◆ **Entries supplied**:
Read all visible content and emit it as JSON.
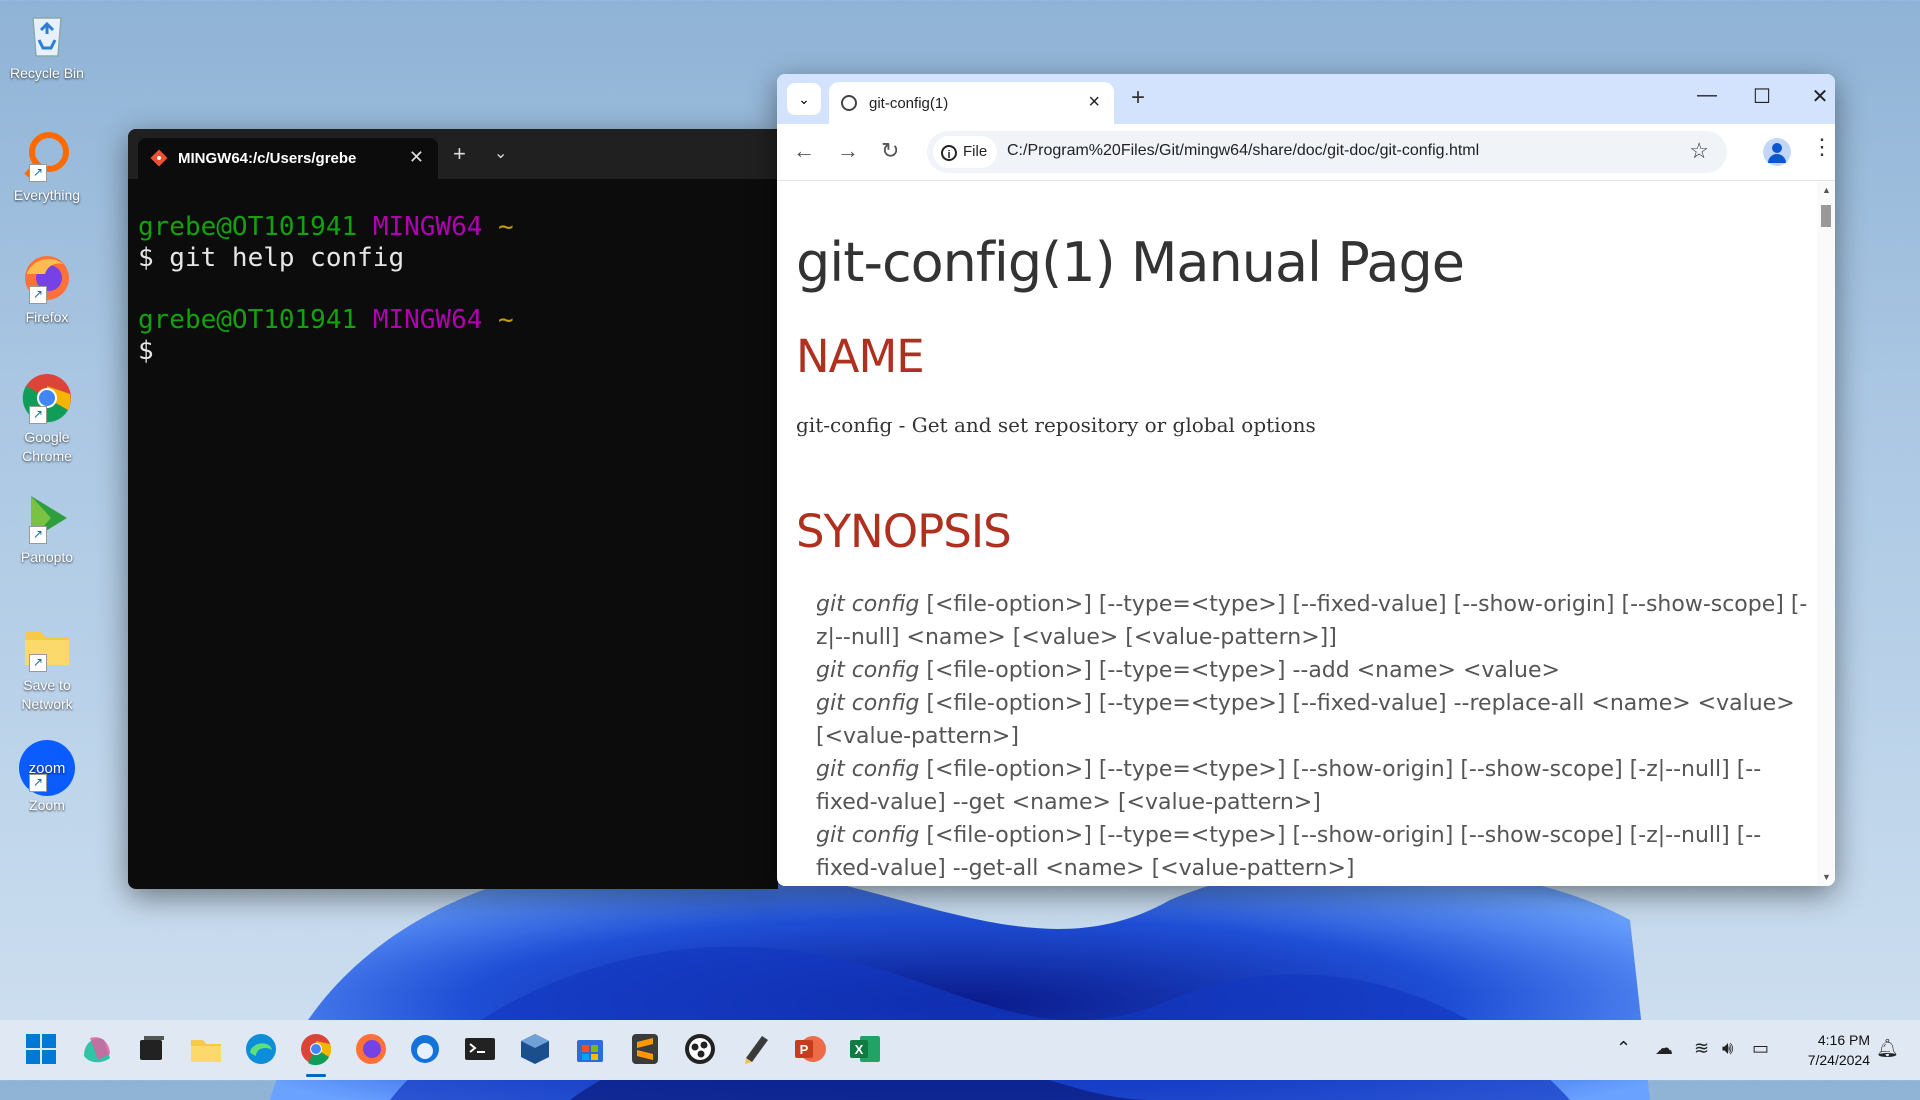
{
  "desktop": {
    "icons": [
      {
        "label": "Recycle Bin"
      },
      {
        "label": "Everything"
      },
      {
        "label": "Firefox"
      },
      {
        "label": "Google Chrome"
      },
      {
        "label": "Panopto"
      },
      {
        "label": "Save to Network"
      },
      {
        "label": "Zoom"
      }
    ]
  },
  "terminal": {
    "tab_title": "MINGW64:/c/Users/grebe",
    "plus": "+",
    "dropdown": "⌄",
    "close": "✕",
    "lines": [
      {
        "user": "grebe@OT101941",
        "env": "MINGW64",
        "dir": "~"
      },
      {
        "prompt": "$ git help config"
      },
      {
        "user": "grebe@OT101941",
        "env": "MINGW64",
        "dir": "~"
      },
      {
        "prompt": "$"
      }
    ]
  },
  "browser": {
    "tab_title": "git-config(1)",
    "new_tab": "+",
    "file_chip": "File",
    "url": "C:/Program%20Files/Git/mingw64/share/doc/git-doc/git-config.html",
    "page": {
      "title": "git-config(1) Manual Page",
      "name_heading": "NAME",
      "name_text": "git-config - Get and set repository or global options",
      "synopsis_heading": "SYNOPSIS",
      "synopsis_cmd": "git config",
      "synopsis": [
        " [<file-option>] [--type=<type>] [--fixed-value] [--show-origin] [--show-scope] [-z|--null] <name> [<value> [<value-pattern>]]",
        " [<file-option>] [--type=<type>] --add <name> <value>",
        " [<file-option>] [--type=<type>] [--fixed-value] --replace-all <name> <value> [<value-pattern>]",
        " [<file-option>] [--type=<type>] [--show-origin] [--show-scope] [-z|--null] [--fixed-value] --get <name> [<value-pattern>]",
        " [<file-option>] [--type=<type>] [--show-origin] [--show-scope] [-z|--null] [--fixed-value] --get-all <name> [<value-pattern>]"
      ]
    }
  },
  "taskbar": {
    "time": "4:16 PM",
    "date": "7/24/2024"
  }
}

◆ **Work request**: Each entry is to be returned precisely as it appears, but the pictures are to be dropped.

◆ **Response for this exercise**:
Read all visible content and emit it as JSON.
{
  "desktop": {
    "icons": [
      {
        "label": "Recycle Bin"
      },
      {
        "label": "Everything"
      },
      {
        "label": "Firefox"
      },
      {
        "label": "Google Chrome"
      },
      {
        "label": "Panopto"
      },
      {
        "label": "Save to Network"
      },
      {
        "label": "Zoom"
      }
    ]
  },
  "terminal": {
    "tab_title": "MINGW64:/c/Users/grebe",
    "plus": "+",
    "dropdown": "⌄",
    "close": "✕",
    "lines": [
      {
        "user": "grebe@OT101941",
        "env": "MINGW64",
        "dir": "~"
      },
      {
        "prompt": "$ git help config"
      },
      {
        "user": "grebe@OT101941",
        "env": "MINGW64",
        "dir": "~"
      },
      {
        "prompt": "$"
      }
    ]
  },
  "browser": {
    "tab_title": "git-config(1)",
    "new_tab": "+",
    "file_chip": "File",
    "url": "C:/Program%20Files/Git/mingw64/share/doc/git-doc/git-config.html",
    "page": {
      "title": "git-config(1) Manual Page",
      "name_heading": "NAME",
      "name_text": "git-config - Get and set repository or global options",
      "synopsis_heading": "SYNOPSIS",
      "synopsis_cmd": "git config",
      "synopsis": [
        " [<file-option>] [--type=<type>] [--fixed-value] [--show-origin] [--show-scope] [-z|--null] <name> [<value> [<value-pattern>]]",
        " [<file-option>] [--type=<type>] --add <name> <value>",
        " [<file-option>] [--type=<type>] [--fixed-value] --replace-all <name> <value> [<value-pattern>]",
        " [<file-option>] [--type=<type>] [--show-origin] [--show-scope] [-z|--null] [--fixed-value] --get <name> [<value-pattern>]",
        " [<file-option>] [--type=<type>] [--show-origin] [--show-scope] [-z|--null] [--fixed-value] --get-all <name> [<value-pattern>]"
      ]
    }
  },
  "taskbar": {
    "time": "4:16 PM",
    "date": "7/24/2024"
  }
}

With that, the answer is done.